5. The process of claim 1 wherein the membrane filter is located within the process tank and the biogas circulation circuit comprises a pump, a conduit in communication between the headspace and the pump, a gas sparger below or near the bottom of the membrane filter, and a conduit in communication between the pump and the gas sparger.
6. The process of claim 1 comprising a step of temporarily or periodically limiting or stopping biogas removal from the apparatus to accumulate or maintain at least a predetermined amount of biogas in the headspace.
7. The process of claim 1 wherein biogas is exhausted from the system when the pressure of the biogas exceeds a predetermined minimum.
8. The process of claim 7 wherein a depth of wastewater in the system is kept above a predetermined minimum.
9. A process for withdrawing permeate through a membrane filter in an anaerobic bioreactor comprising maintaining wastewater in the bioreactor in communication with the membrane filter at a pressure at least 10 kPa above ambient, maintaining a pocket of biogas produced by degradation of the wastewater at a pressure at least 10 kPa above ambient, and withdrawing biogas from the pocket to produce bubbles of the biogas below or near the bottom of the membrane filter.
Filed: Aug 31, 2010
Publication Date: Mar 1, 2012
Patent Grant number: 8580113
Inventors: Youngseck Hong (Burlington), Reid Allyn Bayly (Toronto), Domenico Salasso (Hamilton), Jeffrey Ronald Cumin (Hamolton), David Eaton Sproule (Carlisle), Sheng Chang (Oakville)

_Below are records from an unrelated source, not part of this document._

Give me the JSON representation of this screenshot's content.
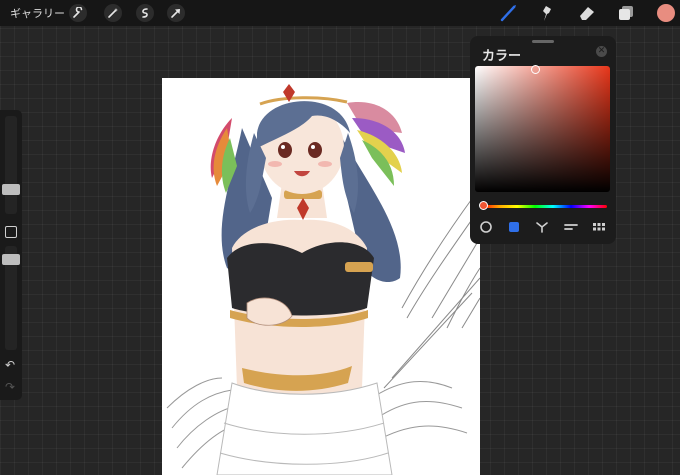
{
  "toolbar": {
    "gallery_label": "ギャラリー",
    "left_tools": [
      "wrench-icon",
      "magic-wand-icon",
      "selection-icon",
      "transform-arrow-icon"
    ],
    "right_tools": [
      "brush-icon",
      "smudge-icon",
      "eraser-icon",
      "layers-icon"
    ],
    "current_color": "#e88d80",
    "active_tool_color": "#2f6fe8"
  },
  "sidebar": {
    "brush_size": 0.75,
    "opacity": 0.2
  },
  "color_panel": {
    "title": "カラー",
    "selected_hue": "#e8361a",
    "modes": [
      "disc",
      "classic",
      "harmony",
      "value",
      "palettes"
    ],
    "active_mode": "classic"
  },
  "artwork": {
    "skin": "#f7e3d6",
    "hair": "#5c6f93",
    "top": "#2b2b2e",
    "gold": "#d6a351",
    "feather_colors": [
      "#d34b6b",
      "#e68a3a",
      "#e3d14d",
      "#7bbf5a",
      "#5a7fd0",
      "#9b5bc4"
    ]
  }
}
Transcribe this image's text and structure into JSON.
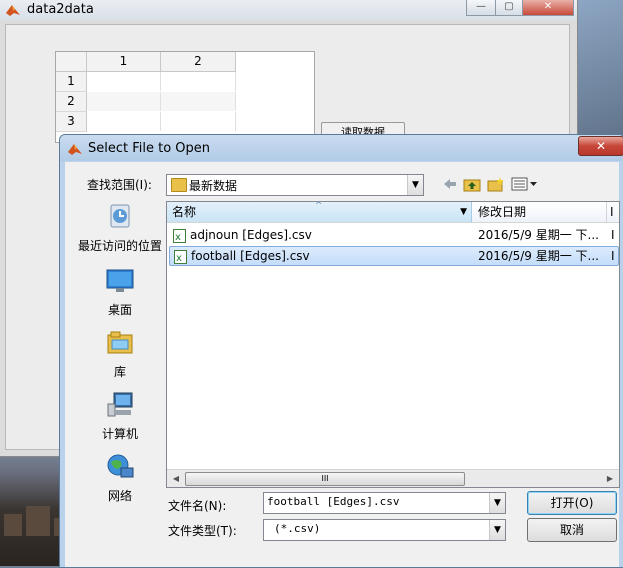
{
  "figure": {
    "title": "data2data",
    "window_buttons": [
      "—",
      "▢",
      "✕"
    ],
    "table": {
      "columns": [
        "1",
        "2"
      ],
      "rows": [
        "1",
        "2",
        "3"
      ]
    },
    "read_button_label": "读取数据"
  },
  "dialog": {
    "title": "Select File to Open",
    "close_label": "✕",
    "lookin_label": "查找范围(I):",
    "lookin_value": "最新数据",
    "places": [
      {
        "label": "最近访问的位置",
        "icon": "recent-places-icon"
      },
      {
        "label": "桌面",
        "icon": "desktop-icon"
      },
      {
        "label": "库",
        "icon": "libraries-icon"
      },
      {
        "label": "计算机",
        "icon": "computer-icon"
      },
      {
        "label": "网络",
        "icon": "network-icon"
      }
    ],
    "columns": {
      "name": "名称",
      "date": "修改日期",
      "extra": "I"
    },
    "files": [
      {
        "name": "adjnoun [Edges].csv",
        "date": "2016/5/9 星期一 下...",
        "extra": "I",
        "selected": false
      },
      {
        "name": "football [Edges].csv",
        "date": "2016/5/9 星期一 下...",
        "extra": "I",
        "selected": true
      }
    ],
    "filename_label": "文件名(N):",
    "filename_value": "football [Edges].csv",
    "filetype_label": "文件类型(T):",
    "filetype_value": "(*.csv)",
    "open_label": "打开(O)",
    "cancel_label": "取消",
    "scroll_thumb": "III"
  }
}
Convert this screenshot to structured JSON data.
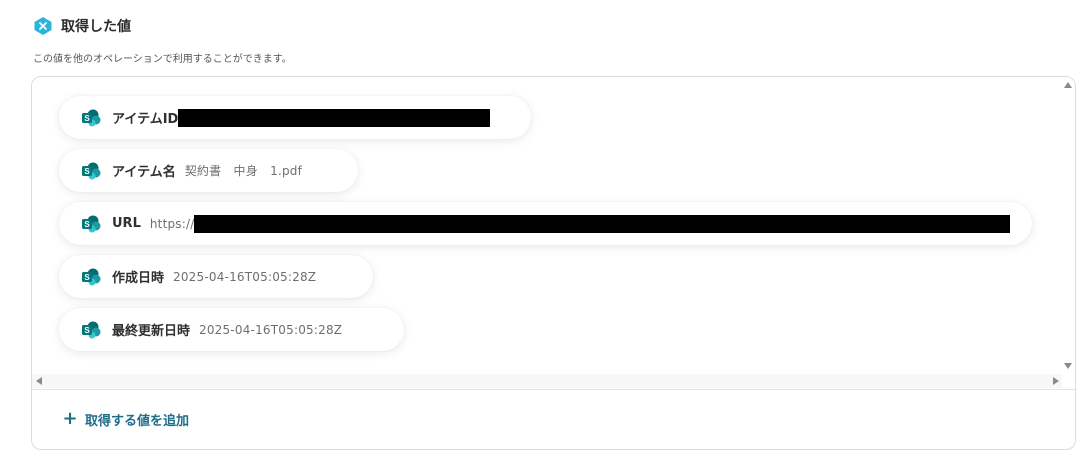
{
  "section": {
    "title": "取得した値",
    "description": "この値を他のオペレーションで利用することができます。",
    "badge_icon": "x-badge-icon",
    "badge_color": "#29b6d9"
  },
  "items": [
    {
      "label": "アイテムID",
      "value": "",
      "redacted": true
    },
    {
      "label": "アイテム名",
      "value": "契約書　中身　1.pdf",
      "redacted": false
    },
    {
      "label": "URL",
      "value": "https://",
      "redacted": true
    },
    {
      "label": "作成日時",
      "value": "2025-04-16T05:05:28Z",
      "redacted": false
    },
    {
      "label": "最終更新日時",
      "value": "2025-04-16T05:05:28Z",
      "redacted": false
    }
  ],
  "item_icon": "sharepoint-icon",
  "add_button": {
    "label": "取得する値を追加",
    "icon": "plus-icon",
    "color": "#1e6d8a"
  }
}
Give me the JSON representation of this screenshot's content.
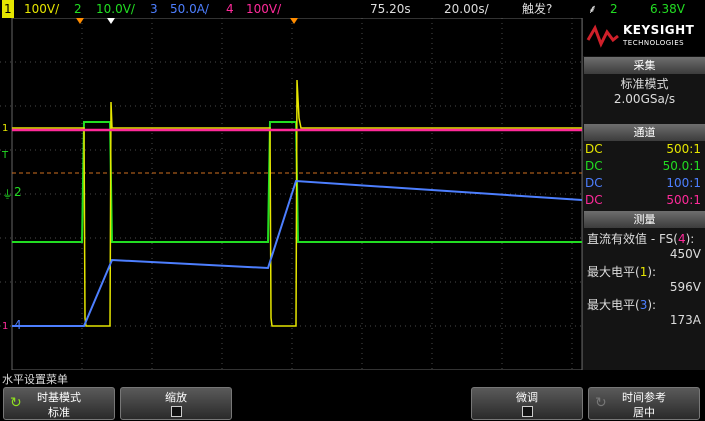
{
  "channels": {
    "ch1": {
      "num": "1",
      "scale": "100V/",
      "color": "#e6e600"
    },
    "ch2": {
      "num": "2",
      "scale": "10.0V/",
      "color": "#22dd22"
    },
    "ch3": {
      "num": "3",
      "scale": "50.0A/",
      "color": "#4d7fff"
    },
    "ch4": {
      "num": "4",
      "scale": "100V/",
      "color": "#ff2a9a"
    }
  },
  "timebase": {
    "delay": "75.20s",
    "scale": "20.00s/"
  },
  "trigger": {
    "label": "触发?",
    "source": "2",
    "level": "6.38V"
  },
  "brand": {
    "name": "KEYSIGHT",
    "sub": "TECHNOLOGIES"
  },
  "acquisition": {
    "header": "采集",
    "mode": "标准模式",
    "rate": "2.00GSa/s"
  },
  "channel_panel": {
    "header": "通道",
    "rows": [
      {
        "coupling": "DC",
        "ratio": "500:1",
        "color": "#e6e600"
      },
      {
        "coupling": "DC",
        "ratio": "50.0:1",
        "color": "#22dd22"
      },
      {
        "coupling": "DC",
        "ratio": "100:1",
        "color": "#4d7fff"
      },
      {
        "coupling": "DC",
        "ratio": "500:1",
        "color": "#ff2a9a"
      }
    ]
  },
  "measure": {
    "header": "测量",
    "items": [
      {
        "name": "直流有效值 - FS",
        "channel": "4",
        "value": "450V"
      },
      {
        "name": "最大电平",
        "channel": "1",
        "value": "596V"
      },
      {
        "name": "最大电平",
        "channel": "3",
        "value": "173A"
      }
    ]
  },
  "menu": {
    "title": "水平设置菜单",
    "timebase_mode_label": "时基模式",
    "timebase_mode_value": "标准",
    "zoom_label": "缩放",
    "fine_label": "微调",
    "time_ref_label": "时间参考",
    "time_ref_value": "居中"
  },
  "markers": {
    "ch1": "1",
    "ch2": "2",
    "ch4": "4",
    "trig": "T"
  }
}
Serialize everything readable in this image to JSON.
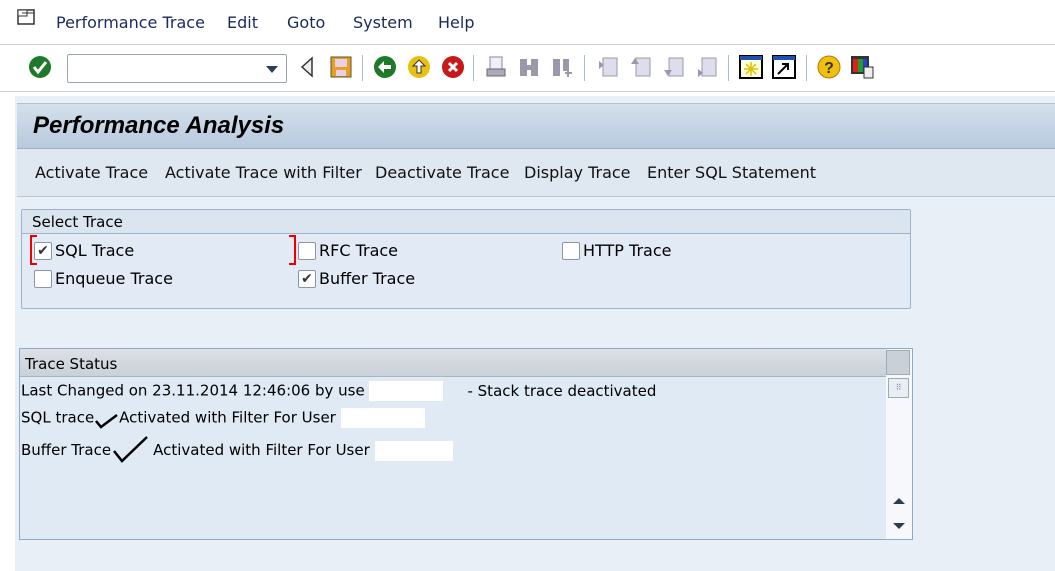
{
  "menu": {
    "items": [
      "Performance Trace",
      "Edit",
      "Goto",
      "System",
      "Help"
    ]
  },
  "toolbar": {
    "command_value": ""
  },
  "page": {
    "title": "Performance Analysis"
  },
  "app_toolbar": {
    "buttons": [
      "Activate Trace",
      "Activate Trace with Filter",
      "Deactivate Trace",
      "Display Trace",
      "Enter SQL Statement"
    ]
  },
  "select_trace": {
    "title": "Select Trace",
    "options": [
      {
        "label": "SQL Trace",
        "checked": true
      },
      {
        "label": "RFC Trace",
        "checked": false
      },
      {
        "label": "HTTP Trace",
        "checked": false
      },
      {
        "label": "Enqueue Trace",
        "checked": false
      },
      {
        "label": "Buffer Trace",
        "checked": true
      }
    ]
  },
  "trace_status": {
    "title": "Trace Status",
    "line1": "Last Changed on 23.11.2014 12:46:06 by use",
    "line1_suffix": "- Stack trace deactivated",
    "line2_prefix": "SQL trace",
    "line2": "Activated with Filter For User",
    "line3_prefix": "Buffer Trace",
    "line3": "Activated with Filter For User"
  },
  "colors": {
    "accent": "#e00000",
    "bg": "#e9eff7"
  }
}
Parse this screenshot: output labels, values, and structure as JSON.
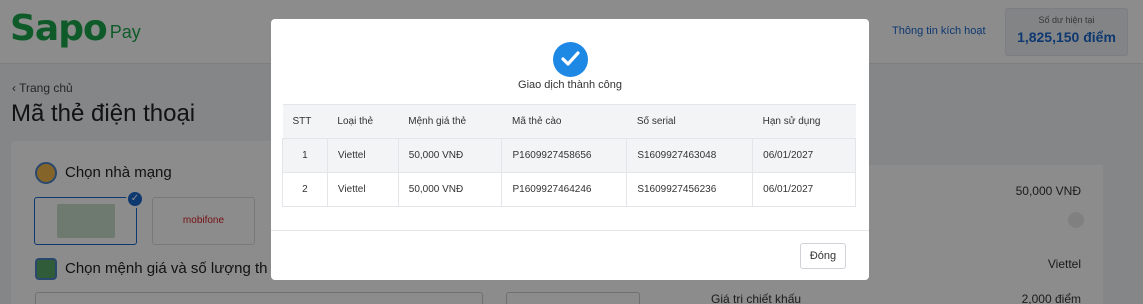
{
  "header": {
    "logo_main": "Sapo",
    "logo_sub": "Pay",
    "activate_link": "Thông tin kích hoạt",
    "balance_label": "Số dư hiện tại",
    "balance_value": "1,825,150 điểm"
  },
  "page": {
    "breadcrumb": "Trang chủ",
    "title": "Mã thẻ điện thoại"
  },
  "form": {
    "carrier_section_title": "Chọn nhà mạng",
    "carriers": [
      {
        "name": "",
        "selected": true
      },
      {
        "name": "mobifone",
        "selected": false
      }
    ],
    "amount_section_title": "Chọn mệnh giá và số lượng th"
  },
  "summary": {
    "rows": [
      {
        "label": "",
        "value": "50,000 VNĐ"
      },
      {
        "label": "",
        "value": "Viettel"
      },
      {
        "label": "Giá trị chiết khấu",
        "value": "2,000 điểm"
      }
    ]
  },
  "modal": {
    "status_text": "Giao dịch thành công",
    "columns": [
      "STT",
      "Loại thẻ",
      "Mệnh giá thẻ",
      "Mã thẻ cào",
      "Số serial",
      "Hạn sử dụng"
    ],
    "rows": [
      {
        "stt": "1",
        "type": "Viettel",
        "value": "50,000 VNĐ",
        "code": "P1609927458656",
        "serial": "S1609927463048",
        "expiry": "06/01/2027"
      },
      {
        "stt": "2",
        "type": "Viettel",
        "value": "50,000 VNĐ",
        "code": "P1609927464246",
        "serial": "S1609927456236",
        "expiry": "06/01/2027"
      }
    ],
    "close_label": "Đóng"
  },
  "icons": {
    "success": "check-circle-icon",
    "breadcrumb": "chevron-left-icon"
  },
  "colors": {
    "brand_green": "#1aa64b",
    "accent_blue": "#1a66cc",
    "success_blue": "#1e88e5"
  }
}
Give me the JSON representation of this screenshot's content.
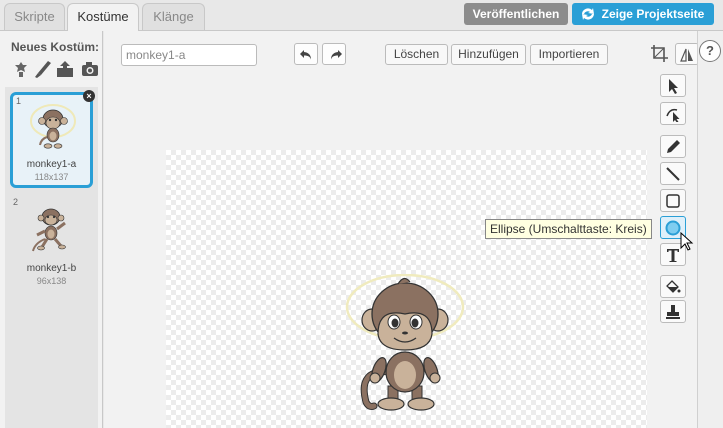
{
  "tabs": [
    {
      "label": "Skripte",
      "active": false
    },
    {
      "label": "Kostüme",
      "active": true
    },
    {
      "label": "Klänge",
      "active": false
    }
  ],
  "header": {
    "publish_label": "Veröffentlichen",
    "project_page_label": "Zeige Projektseite"
  },
  "costumes_panel": {
    "new_costume_label": "Neues Kostüm:",
    "tools": [
      "paint-from-library-icon",
      "paint-brush-icon",
      "upload-icon",
      "camera-icon"
    ],
    "items": [
      {
        "number": "1",
        "name": "monkey1-a",
        "size": "118x137",
        "selected": true
      },
      {
        "number": "2",
        "name": "monkey1-b",
        "size": "96x138",
        "selected": false
      }
    ]
  },
  "editor": {
    "costume_name_value": "monkey1-a",
    "buttons": {
      "clear": "Löschen",
      "add": "Hinzufügen",
      "import": "Importieren"
    },
    "tooltip": "Ellipse (Umschalttaste: Kreis)"
  },
  "tool_palette": [
    "select-arrow-icon",
    "reshape-icon",
    "pencil-icon",
    "line-icon",
    "rectangle-icon",
    "ellipse-icon",
    "text-icon",
    "fill-bucket-icon",
    "stamp-icon"
  ],
  "help": {
    "label": "?"
  },
  "colors": {
    "accent": "#2a9fd6",
    "publish_bg": "#8c8c8c",
    "monkey_brown": "#8b7161",
    "monkey_face": "#c9b29a"
  }
}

Application Number: 12/872,232
International Classification: C02F 3/28 (20060101);